The first movement begins with the introduction in a slow tempo, introducing a grand chord played by the orchestra, hindering the continuous oboe over a 2-bar phrase. This pattern continued by clarinet, horn, and bassoon, which then landed on flowing string phrases. However, the Poco Sostenuto introduction does not last for long. Beethoven then brings in a very energetic Vivace into the first movement.

In a completely different character, the second movement is serious, revere, yet fervent and noble. After wind introduction, the solemn rhythmic theme was introduced by the lower strings, in a soft dynamic, making it even more interesting with the pattern of dactyl (long, short - short, long, long) which haunts throughout this Allegretto movement. Intensity kept on building as upper strings layered on top of the lower strings, which winds and brass followed suit.

In a bright and bounce-like skipping meter, the third movement - Presto | Assai Meno Presto - begins its term. The driving energy in this scherzo is as exciting and vibrant as it can be, depicting fun passages that can be found in many country dances.

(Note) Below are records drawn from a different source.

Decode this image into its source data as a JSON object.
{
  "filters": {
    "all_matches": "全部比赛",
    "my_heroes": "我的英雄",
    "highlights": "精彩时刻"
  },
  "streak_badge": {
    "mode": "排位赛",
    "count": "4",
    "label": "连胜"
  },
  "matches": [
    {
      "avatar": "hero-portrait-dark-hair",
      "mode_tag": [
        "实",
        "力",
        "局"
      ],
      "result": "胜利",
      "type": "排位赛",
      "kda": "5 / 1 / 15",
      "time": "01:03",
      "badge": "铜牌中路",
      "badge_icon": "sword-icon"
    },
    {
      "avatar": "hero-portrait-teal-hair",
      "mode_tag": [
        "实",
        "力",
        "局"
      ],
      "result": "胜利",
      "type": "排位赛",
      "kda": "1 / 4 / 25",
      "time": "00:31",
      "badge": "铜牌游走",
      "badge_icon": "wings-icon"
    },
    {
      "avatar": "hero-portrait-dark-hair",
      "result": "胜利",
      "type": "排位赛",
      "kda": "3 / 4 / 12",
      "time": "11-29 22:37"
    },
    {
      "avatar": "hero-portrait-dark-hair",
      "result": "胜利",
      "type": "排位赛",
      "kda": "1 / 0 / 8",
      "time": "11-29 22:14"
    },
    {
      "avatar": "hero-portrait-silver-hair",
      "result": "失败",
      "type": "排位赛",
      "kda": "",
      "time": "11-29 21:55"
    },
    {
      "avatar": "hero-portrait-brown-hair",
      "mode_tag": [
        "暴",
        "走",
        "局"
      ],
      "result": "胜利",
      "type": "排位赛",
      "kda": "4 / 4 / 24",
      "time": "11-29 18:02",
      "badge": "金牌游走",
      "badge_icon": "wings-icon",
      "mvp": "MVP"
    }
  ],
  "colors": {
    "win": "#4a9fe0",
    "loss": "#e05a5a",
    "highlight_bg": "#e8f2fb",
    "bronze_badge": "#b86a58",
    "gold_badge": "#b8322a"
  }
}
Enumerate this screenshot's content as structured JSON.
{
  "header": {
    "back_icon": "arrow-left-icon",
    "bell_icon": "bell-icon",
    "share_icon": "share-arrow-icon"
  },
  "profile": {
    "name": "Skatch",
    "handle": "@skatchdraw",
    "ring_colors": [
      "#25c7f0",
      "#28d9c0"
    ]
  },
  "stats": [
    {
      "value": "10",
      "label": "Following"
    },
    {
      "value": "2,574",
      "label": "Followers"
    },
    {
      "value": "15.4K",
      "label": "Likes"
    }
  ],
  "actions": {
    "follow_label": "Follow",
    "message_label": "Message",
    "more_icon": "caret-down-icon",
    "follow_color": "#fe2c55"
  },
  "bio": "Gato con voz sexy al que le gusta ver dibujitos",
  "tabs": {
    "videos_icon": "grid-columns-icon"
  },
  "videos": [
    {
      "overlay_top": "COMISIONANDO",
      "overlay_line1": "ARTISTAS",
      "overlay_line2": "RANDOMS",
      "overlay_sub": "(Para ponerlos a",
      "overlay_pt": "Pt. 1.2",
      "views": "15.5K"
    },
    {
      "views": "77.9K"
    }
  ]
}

Fourth movement - Allegro con brio - opens with a short yet loud 2 sets of 1 measure passage, announcing its grand entrance, contrasting the energetic and vibrant music previously. The two chords introduction is like recalling the beginning of Symphony No. 3 with a much more fun twist and followed by recurring theme of sixteenth notes that forms the theme of the fourth movement. Its emphasis on the energized second beat gives the whole symphony a fiery finale ending.

Written by Eunice Tong